» **PROBLEM DESCRIPTION**: Type the data below again exactly. Omit all pictures.

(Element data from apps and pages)
▬▬▬▬▬▬▬▬▬▬

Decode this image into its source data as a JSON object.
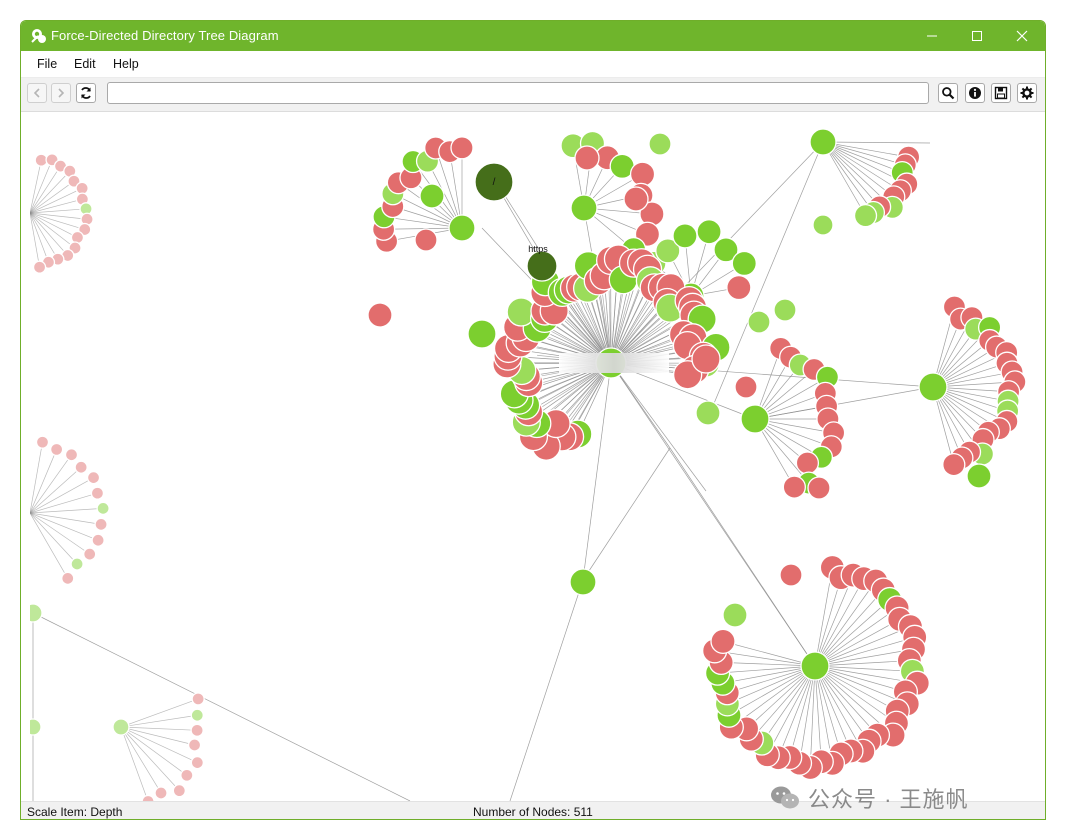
{
  "window": {
    "title": "Force-Directed Directory Tree Diagram",
    "titlebar_color": "#6fb52c"
  },
  "menu": {
    "items": [
      {
        "label": "File"
      },
      {
        "label": "Edit"
      },
      {
        "label": "Help"
      }
    ]
  },
  "toolbar": {
    "address_value": "",
    "buttons": [
      "back-icon",
      "forward-icon",
      "refresh-icon",
      "search-icon",
      "info-icon",
      "save-icon",
      "settings-icon"
    ]
  },
  "graph": {
    "root_label": "/",
    "https_label": "https",
    "colors": {
      "file_node": "#e26d6d",
      "dir_node": "#7ccf2f",
      "dir_node_light": "#9bdc5a",
      "root_node": "#456e1a",
      "faded_file": "#efb8b8",
      "faded_dir": "#bfe89a",
      "edge": "#8e8e8e"
    }
  },
  "status": {
    "scale_item": "Scale Item: Depth",
    "node_count": "Number of Nodes: 511"
  },
  "watermark": {
    "text": "公众号 · 王施帆"
  }
}
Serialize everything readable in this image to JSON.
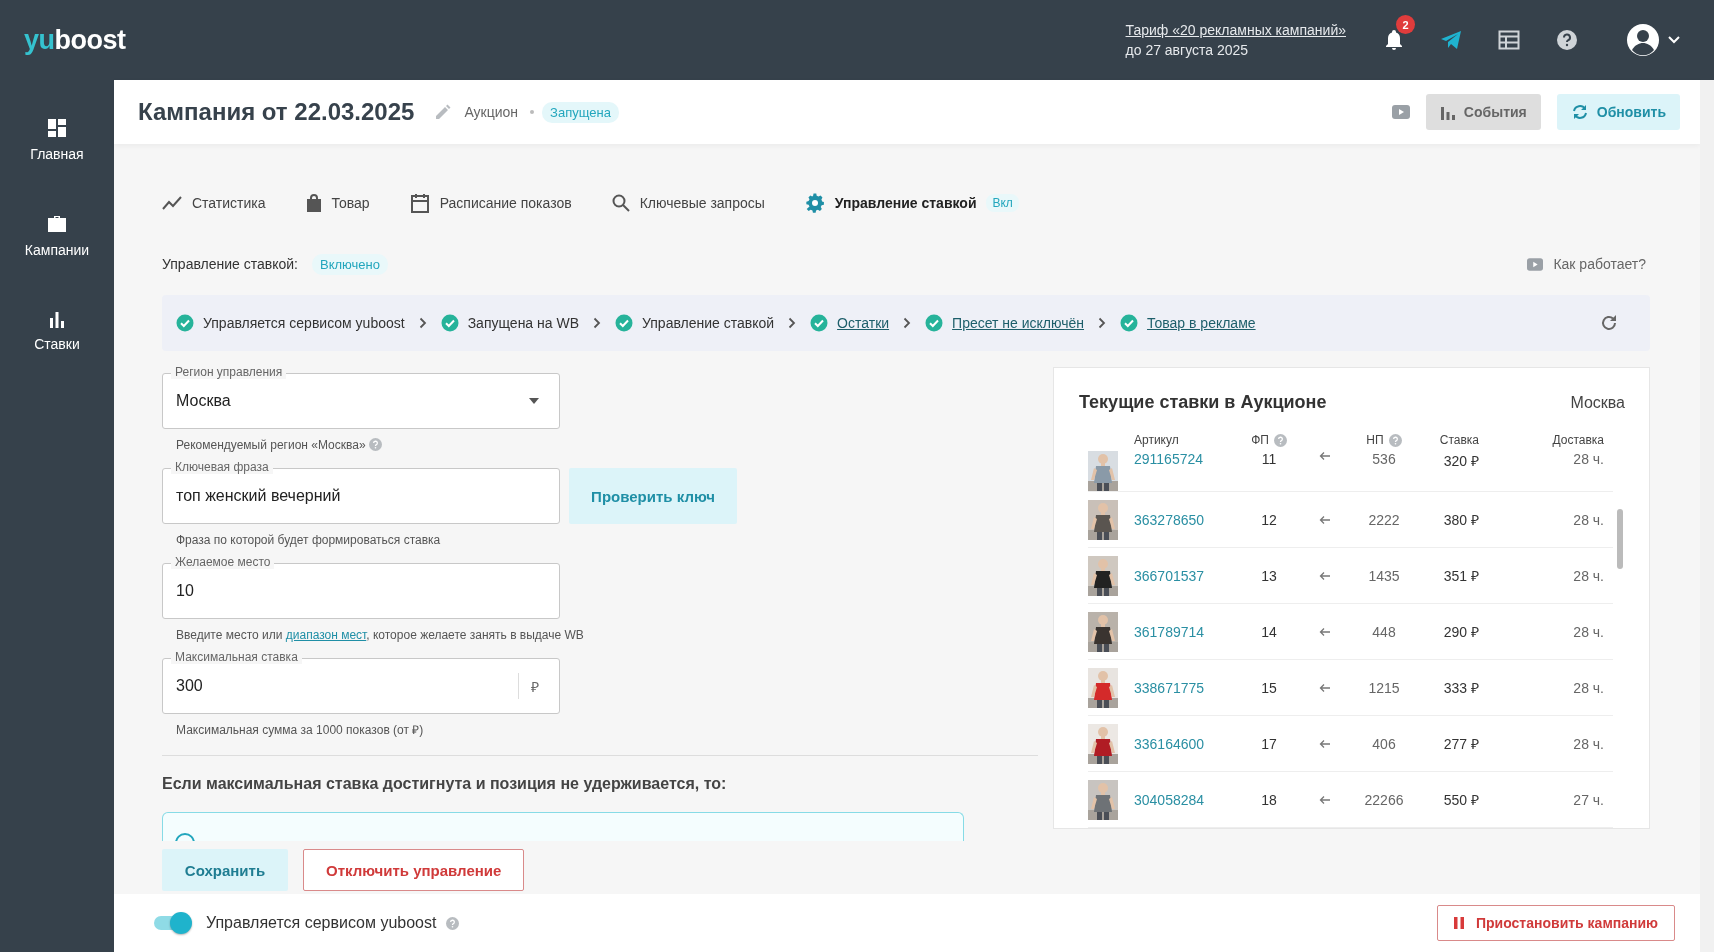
{
  "topbar": {
    "logo": [
      "yu",
      "boost"
    ],
    "tariff_link": "Тариф «20 рекламных кампаний»",
    "tariff_until": "до 27 августа 2025",
    "notifications_badge": "2"
  },
  "sidebar": {
    "items": [
      {
        "label": "Главная",
        "selected": false
      },
      {
        "label": "Кампании",
        "selected": false
      },
      {
        "label": "Ставки",
        "selected": false
      }
    ]
  },
  "header": {
    "title": "Кампания от 22.03.2025",
    "type": "Аукцион",
    "status": "Запущена",
    "buttons": [
      {
        "label": "События",
        "kind": "events"
      },
      {
        "label": "Обновить",
        "kind": "refresh"
      }
    ]
  },
  "tabs": [
    {
      "label": "Статистика",
      "selected": false
    },
    {
      "label": "Товар",
      "selected": false
    },
    {
      "label": "Расписание показов",
      "selected": false
    },
    {
      "label": "Ключевые запросы",
      "selected": false
    },
    {
      "label": "Управление ставкой",
      "selected": true,
      "badge": "Вкл"
    }
  ],
  "management": {
    "label": "Управление ставкой:",
    "state": "Включено",
    "help_link": "Как работает?"
  },
  "checks": [
    {
      "label": "Управляется сервисом yuboost",
      "link": false
    },
    {
      "label": "Запущена на WB",
      "link": false
    },
    {
      "label": "Управление ставкой",
      "link": false
    },
    {
      "label": "Остатки",
      "link": true
    },
    {
      "label": "Пресет не исключён",
      "link": true
    },
    {
      "label": "Товар в рекламе",
      "link": true
    }
  ],
  "form": {
    "region": {
      "label": "Регион управления",
      "value": "Москва",
      "hint": "Рекомендуемый регион «Москва»"
    },
    "keyword": {
      "label": "Ключевая фраза",
      "value": "топ женский вечерний",
      "button": "Проверить ключ",
      "hint": "Фраза по которой будет формироваться ставка"
    },
    "place": {
      "label": "Желаемое место",
      "value": "10",
      "hint_before": "Введите место или",
      "hint_link": "диапазон мест",
      "hint_after": ", которое желаете занять в выдаче WB"
    },
    "max_bid": {
      "label": "Максимальная ставка",
      "value": "300",
      "suffix": "₽",
      "hint": "Максимальная сумма за 1000 показов (от ₽)"
    },
    "fallback_title": "Если максимальная ставка достигнута и позиция не удерживается, то:",
    "save": "Сохранить",
    "disable": "Отключить управление"
  },
  "auction": {
    "title": "Текущие ставки в Аукционе",
    "region": "Москва",
    "columns": [
      {
        "label": "Артикул",
        "help": false
      },
      {
        "label": "ФП",
        "help": true
      },
      {
        "label": "НП",
        "help": true
      },
      {
        "label": "Ставка",
        "help": false
      },
      {
        "label": "Доставка",
        "help": false
      }
    ],
    "rows": [
      {
        "article": "291165724",
        "fp": "11",
        "np": "536",
        "bid": "320 ₽",
        "delivery": "28 ч."
      },
      {
        "article": "363278650",
        "fp": "12",
        "np": "2222",
        "bid": "380 ₽",
        "delivery": "28 ч."
      },
      {
        "article": "366701537",
        "fp": "13",
        "np": "1435",
        "bid": "351 ₽",
        "delivery": "28 ч."
      },
      {
        "article": "361789714",
        "fp": "14",
        "np": "448",
        "bid": "290 ₽",
        "delivery": "28 ч."
      },
      {
        "article": "338671775",
        "fp": "15",
        "np": "1215",
        "bid": "333 ₽",
        "delivery": "28 ч."
      },
      {
        "article": "336164600",
        "fp": "17",
        "np": "406",
        "bid": "277 ₽",
        "delivery": "28 ч."
      },
      {
        "article": "304058284",
        "fp": "18",
        "np": "22266",
        "bid": "550 ₽",
        "delivery": "27 ч."
      }
    ]
  },
  "footer": {
    "toggle_on": true,
    "toggle_label": "Управляется сервисом yuboost",
    "pause": "Приостановить кампанию"
  }
}
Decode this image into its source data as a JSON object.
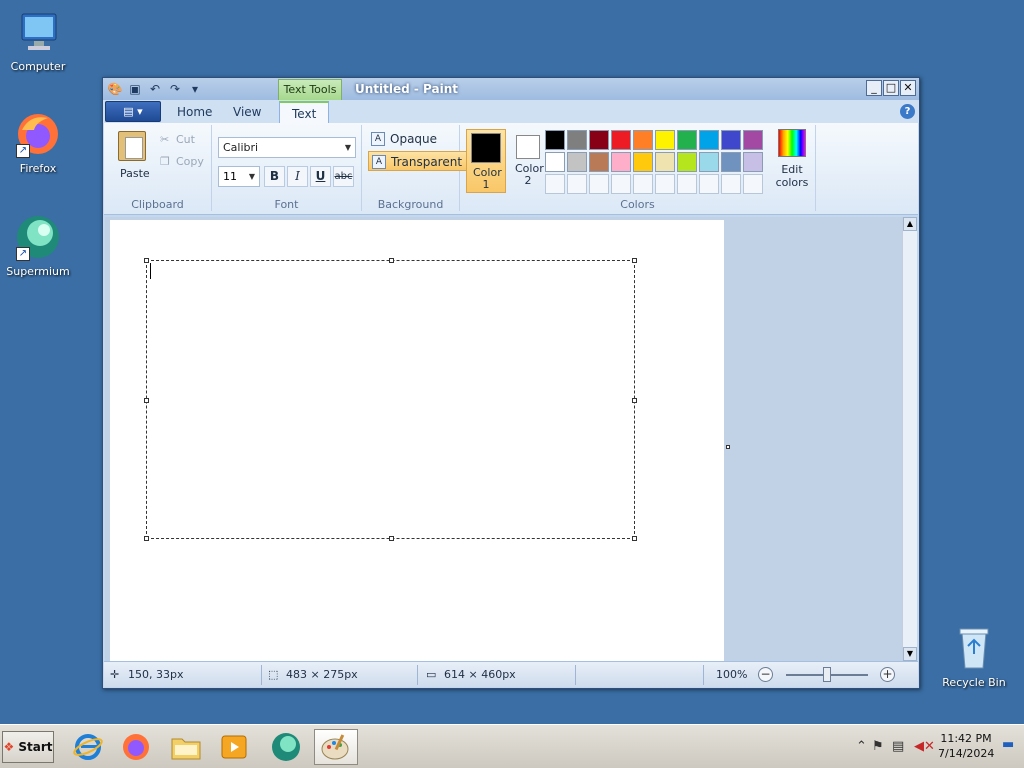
{
  "desktop": {
    "icons": [
      {
        "label": "Computer"
      },
      {
        "label": "Firefox"
      },
      {
        "label": "Supermium"
      },
      {
        "label": "Recycle Bin"
      }
    ]
  },
  "window": {
    "contextual_tab": "Text Tools",
    "title": "Untitled - Paint",
    "controls": {
      "minimize": "_",
      "maximize": "□",
      "close": "✕"
    },
    "app_menu_label": "▤ ▾",
    "tabs": [
      "Home",
      "View",
      "Text"
    ],
    "active_tab": "Text",
    "help": "?"
  },
  "ribbon": {
    "clipboard": {
      "label": "Clipboard",
      "paste": "Paste",
      "cut": "Cut",
      "copy": "Copy"
    },
    "font": {
      "label": "Font",
      "family": "Calibri",
      "size": "11",
      "bold": "B",
      "italic": "I",
      "underline": "U",
      "strike": "abc"
    },
    "background": {
      "label": "Background",
      "opaque": "Opaque",
      "transparent": "Transparent",
      "selected": "Transparent"
    },
    "colors": {
      "label": "Colors",
      "color1_label": "Color 1",
      "color1_value": "#000000",
      "color2_label": "Color 2",
      "color2_value": "#ffffff",
      "edit_colors": "Edit colors",
      "palette": [
        "#000000",
        "#7f7f7f",
        "#880015",
        "#ed1c24",
        "#ff7f27",
        "#fff200",
        "#22b14c",
        "#00a2e8",
        "#3f48cc",
        "#a349a4",
        "#ffffff",
        "#c3c3c3",
        "#b97a57",
        "#ffaec9",
        "#ffc90e",
        "#efe4b0",
        "#b5e61d",
        "#99d9ea",
        "#7092be",
        "#c8bfe7",
        "#ffffff",
        "#ffffff",
        "#ffffff",
        "#ffffff",
        "#ffffff",
        "#ffffff",
        "#ffffff",
        "#ffffff",
        "#ffffff",
        "#ffffff"
      ]
    }
  },
  "status": {
    "cursor_pos": "150, 33px",
    "selection_size": "483 × 275px",
    "image_size": "614 × 460px",
    "zoom": "100%"
  },
  "taskbar": {
    "start": "Start",
    "apps": [
      "Internet Explorer",
      "Firefox",
      "File Explorer",
      "Media Player",
      "Supermium",
      "Paint"
    ],
    "time": "11:42 PM",
    "date": "7/14/2024"
  }
}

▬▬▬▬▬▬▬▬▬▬

» **SOLUTION BELOW**:
Decode this image into its source data as a JSON object.
{
  "window": {
    "title": "Force-Directed Directory Tree Diagram",
    "titlebar_color": "#6fb52c"
  },
  "menu": {
    "items": [
      {
        "label": "File"
      },
      {
        "label": "Edit"
      },
      {
        "label": "Help"
      }
    ]
  },
  "toolbar": {
    "address_value": "",
    "buttons": [
      "back-icon",
      "forward-icon",
      "refresh-icon",
      "search-icon",
      "info-icon",
      "save-icon",
      "settings-icon"
    ]
  },
  "graph": {
    "root_label": "/",
    "https_label": "https",
    "colors": {
      "file_node": "#e26d6d",
      "dir_node": "#7ccf2f",
      "dir_node_light": "#9bdc5a",
      "root_node": "#456e1a",
      "faded_file": "#efb8b8",
      "faded_dir": "#bfe89a",
      "edge": "#8e8e8e"
    }
  },
  "status": {
    "scale_item": "Scale Item: Depth",
    "node_count": "Number of Nodes: 511"
  },
  "watermark": {
    "text": "公众号 · 王施帆"
  }
}
Serialize everything readable in this image to JSON.
{
  "topbar": {
    "logo": [
      "yu",
      "boost"
    ],
    "tariff_link": "Тариф «20 рекламных кампаний»",
    "tariff_until": "до 27 августа 2025",
    "notifications_badge": "2"
  },
  "sidebar": {
    "items": [
      {
        "label": "Главная",
        "selected": false
      },
      {
        "label": "Кампании",
        "selected": false
      },
      {
        "label": "Ставки",
        "selected": false
      }
    ]
  },
  "header": {
    "title": "Кампания от 22.03.2025",
    "type": "Аукцион",
    "status": "Запущена",
    "buttons": [
      {
        "label": "События",
        "kind": "events"
      },
      {
        "label": "Обновить",
        "kind": "refresh"
      }
    ]
  },
  "tabs": [
    {
      "label": "Статистика",
      "selected": false
    },
    {
      "label": "Товар",
      "selected": false
    },
    {
      "label": "Расписание показов",
      "selected": false
    },
    {
      "label": "Ключевые запросы",
      "selected": false
    },
    {
      "label": "Управление ставкой",
      "selected": true,
      "badge": "Вкл"
    }
  ],
  "management": {
    "label": "Управление ставкой:",
    "state": "Включено",
    "help_link": "Как работает?"
  },
  "checks": [
    {
      "label": "Управляется сервисом yuboost",
      "link": false
    },
    {
      "label": "Запущена на WB",
      "link": false
    },
    {
      "label": "Управление ставкой",
      "link": false
    },
    {
      "label": "Остатки",
      "link": true
    },
    {
      "label": "Пресет не исключён",
      "link": true
    },
    {
      "label": "Товар в рекламе",
      "link": true
    }
  ],
  "form": {
    "region": {
      "label": "Регион управления",
      "value": "Москва",
      "hint": "Рекомендуемый регион «Москва»"
    },
    "keyword": {
      "label": "Ключевая фраза",
      "value": "топ женский вечерний",
      "button": "Проверить ключ",
      "hint": "Фраза по которой будет формироваться ставка"
    },
    "place": {
      "label": "Желаемое место",
      "value": "10",
      "hint_before": "Введите место или",
      "hint_link": "диапазон мест",
      "hint_after": ", которое желаете занять в выдаче WB"
    },
    "max_bid": {
      "label": "Максимальная ставка",
      "value": "300",
      "suffix": "₽",
      "hint": "Максимальная сумма за 1000 показов (от ₽)"
    },
    "fallback_title": "Если максимальная ставка достигнута и позиция не удерживается, то:",
    "save": "Сохранить",
    "disable": "Отключить управление"
  },
  "auction": {
    "title": "Текущие ставки в Аукционе",
    "region": "Москва",
    "columns": [
      {
        "label": "Артикул",
        "help": false
      },
      {
        "label": "ФП",
        "help": true
      },
      {
        "label": "НП",
        "help": true
      },
      {
        "label": "Ставка",
        "help": false
      },
      {
        "label": "Доставка",
        "help": false
      }
    ],
    "rows": [
      {
        "article": "291165724",
        "fp": "11",
        "np": "536",
        "bid": "320 ₽",
        "delivery": "28 ч."
      },
      {
        "article": "363278650",
        "fp": "12",
        "np": "2222",
        "bid": "380 ₽",
        "delivery": "28 ч."
      },
      {
        "article": "366701537",
        "fp": "13",
        "np": "1435",
        "bid": "351 ₽",
        "delivery": "28 ч."
      },
      {
        "article": "361789714",
        "fp": "14",
        "np": "448",
        "bid": "290 ₽",
        "delivery": "28 ч."
      },
      {
        "article": "338671775",
        "fp": "15",
        "np": "1215",
        "bid": "333 ₽",
        "delivery": "28 ч."
      },
      {
        "article": "336164600",
        "fp": "17",
        "np": "406",
        "bid": "277 ₽",
        "delivery": "28 ч."
      },
      {
        "article": "304058284",
        "fp": "18",
        "np": "22266",
        "bid": "550 ₽",
        "delivery": "27 ч."
      }
    ]
  },
  "footer": {
    "toggle_on": true,
    "toggle_label": "Управляется сервисом yuboost",
    "pause": "Приостановить кампанию"
  }
}
Decode this image into its source data as a JSON object.
{
  "desktop": {
    "icons": [
      {
        "label": "Computer"
      },
      {
        "label": "Firefox"
      },
      {
        "label": "Supermium"
      },
      {
        "label": "Recycle Bin"
      }
    ]
  },
  "window": {
    "contextual_tab": "Text Tools",
    "title": "Untitled - Paint",
    "controls": {
      "minimize": "_",
      "maximize": "□",
      "close": "✕"
    },
    "app_menu_label": "▤ ▾",
    "tabs": [
      "Home",
      "View",
      "Text"
    ],
    "active_tab": "Text",
    "help": "?"
  },
  "ribbon": {
    "clipboard": {
      "label": "Clipboard",
      "paste": "Paste",
      "cut": "Cut",
      "copy": "Copy"
    },
    "font": {
      "label": "Font",
      "family": "Calibri",
      "size": "11",
      "bold": "B",
      "italic": "I",
      "underline": "U",
      "strike": "abc"
    },
    "background": {
      "label": "Background",
      "opaque": "Opaque",
      "transparent": "Transparent",
      "selected": "Transparent"
    },
    "colors": {
      "label": "Colors",
      "color1_label": "Color 1",
      "color1_value": "#000000",
      "color2_label": "Color 2",
      "color2_value": "#ffffff",
      "edit_colors": "Edit colors",
      "palette": [
        "#000000",
        "#7f7f7f",
        "#880015",
        "#ed1c24",
        "#ff7f27",
        "#fff200",
        "#22b14c",
        "#00a2e8",
        "#3f48cc",
        "#a349a4",
        "#ffffff",
        "#c3c3c3",
        "#b97a57",
        "#ffaec9",
        "#ffc90e",
        "#efe4b0",
        "#b5e61d",
        "#99d9ea",
        "#7092be",
        "#c8bfe7",
        "#ffffff",
        "#ffffff",
        "#ffffff",
        "#ffffff",
        "#ffffff",
        "#ffffff",
        "#ffffff",
        "#ffffff",
        "#ffffff",
        "#ffffff"
      ]
    }
  },
  "status": {
    "cursor_pos": "150, 33px",
    "selection_size": "483 × 275px",
    "image_size": "614 × 460px",
    "zoom": "100%"
  },
  "taskbar": {
    "start": "Start",
    "apps": [
      "Internet Explorer",
      "Firefox",
      "File Explorer",
      "Media Player",
      "Supermium",
      "Paint"
    ],
    "time": "11:42 PM",
    "date": "7/14/2024"
  }
}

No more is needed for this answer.